The Five-Paragraph Essay is the essay structure you will use for almost every piece of writing in high school—from term papers to standardized tests. The structure is simple: there’s an introductory paragraph in which you present your argument, three body paragraphs in which you build support for that argument, and a conclusion in which you summarize your argument. Some people call it “the Hamburger Essay,” because the meat of the essay—the body paragraphs—is sandwiched between two more general paragraphs, the introduction and conclusion.


The Introduction...

Your introductory paragraph does just that: introduces the reader to your topic. The most important element of this paragraph is a strong thesis statement. This is the main argument of the essay. And, yes, a good thesis should be an argument—something that a reasonable person could disagree with. Pretend you’re writing a paper about the social movements of the 1960s. A thesis statement like, “There were many social movements in the 1960s,” is not argumentative. This is an historical fact. A stronger thesis would look like: “The greatest achievement of the civil rights movement was the passage of legislation to address racial inequalities.” This might not be the kind of argument that provokes heated debates at the dinner table, but it does need to be proved through evidence and reasoning. 

The Body...

Your job in the body of the essay is to prove your thesis. Your body paragraphs should each provide a different point of support for your thesis statement. In our paper on the civil rights movement, the first body paragraph could discuss the pressure activists put on legislators, the second could examine the legislation passed, and the third could explain why this legislation was the most significant achievement of the movement. 

Each body paragraph begins with a topic sentence—this is a like a mini-thesis statement for that paragraph. The topic sentence for the first paragraph of our essay on the civil rights movement might be: “One of the main goals of the civil rights movement was the passage of legislation to redress racial inequalities.” The rest of the paragraph should provide concrete examples that support this topic sentence. In this case, you might point to specific marches or use quotes from activists discussing the importance of legislation.

The Conclusion...

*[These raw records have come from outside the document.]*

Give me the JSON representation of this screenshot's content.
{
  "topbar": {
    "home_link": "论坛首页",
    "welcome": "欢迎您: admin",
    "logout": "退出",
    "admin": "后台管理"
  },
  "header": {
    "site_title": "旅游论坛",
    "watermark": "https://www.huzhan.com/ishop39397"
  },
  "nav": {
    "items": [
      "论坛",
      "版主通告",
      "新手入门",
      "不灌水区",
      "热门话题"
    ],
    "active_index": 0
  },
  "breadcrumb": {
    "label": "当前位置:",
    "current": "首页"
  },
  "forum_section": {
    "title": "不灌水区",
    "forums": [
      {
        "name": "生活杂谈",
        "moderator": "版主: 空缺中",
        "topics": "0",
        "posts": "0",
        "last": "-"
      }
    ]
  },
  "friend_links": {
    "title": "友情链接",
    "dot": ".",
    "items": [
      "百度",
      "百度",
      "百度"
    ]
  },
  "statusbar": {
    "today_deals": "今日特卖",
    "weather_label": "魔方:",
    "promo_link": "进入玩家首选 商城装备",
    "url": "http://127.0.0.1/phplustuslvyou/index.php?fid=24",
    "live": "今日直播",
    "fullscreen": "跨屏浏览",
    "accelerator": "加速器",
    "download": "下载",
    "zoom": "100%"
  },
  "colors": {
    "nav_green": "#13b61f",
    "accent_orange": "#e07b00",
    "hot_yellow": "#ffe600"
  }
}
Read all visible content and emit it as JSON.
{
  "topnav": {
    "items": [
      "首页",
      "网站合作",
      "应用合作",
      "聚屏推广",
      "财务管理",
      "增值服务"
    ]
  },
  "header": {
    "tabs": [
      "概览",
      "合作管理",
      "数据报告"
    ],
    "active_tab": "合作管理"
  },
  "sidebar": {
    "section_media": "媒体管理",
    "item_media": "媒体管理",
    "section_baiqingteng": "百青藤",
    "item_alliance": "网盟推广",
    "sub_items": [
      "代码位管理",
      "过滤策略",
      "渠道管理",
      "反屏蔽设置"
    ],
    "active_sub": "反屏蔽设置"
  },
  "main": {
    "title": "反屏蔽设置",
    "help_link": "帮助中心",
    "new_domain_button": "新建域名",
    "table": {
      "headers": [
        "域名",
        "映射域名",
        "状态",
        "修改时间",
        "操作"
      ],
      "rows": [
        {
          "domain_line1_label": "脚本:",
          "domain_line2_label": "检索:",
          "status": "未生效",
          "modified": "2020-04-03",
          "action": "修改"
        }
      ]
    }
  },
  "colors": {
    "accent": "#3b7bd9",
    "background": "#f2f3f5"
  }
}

Your conclusion is where you bring all the pieces of your essay together. Think of this paragraph like the closing arguments of a court case—it’s your last chance to prove your case to the reader now that they know all the evidence. In this case, I’ll conclude by saying: While the five-paragraph essay can sometimes feel rote, it also provides the foundation for a clear, well-organized, and compelling essay. As you become a more confident writer, you’ll find that you can go beyond the five-paragraph essay—in college, you’ll write essays with six, seven, even ten paragraphs—but the essential elements of your essay will remain the same. Learn how to master this form of writing now, and you will excel at academic writing in the years to come.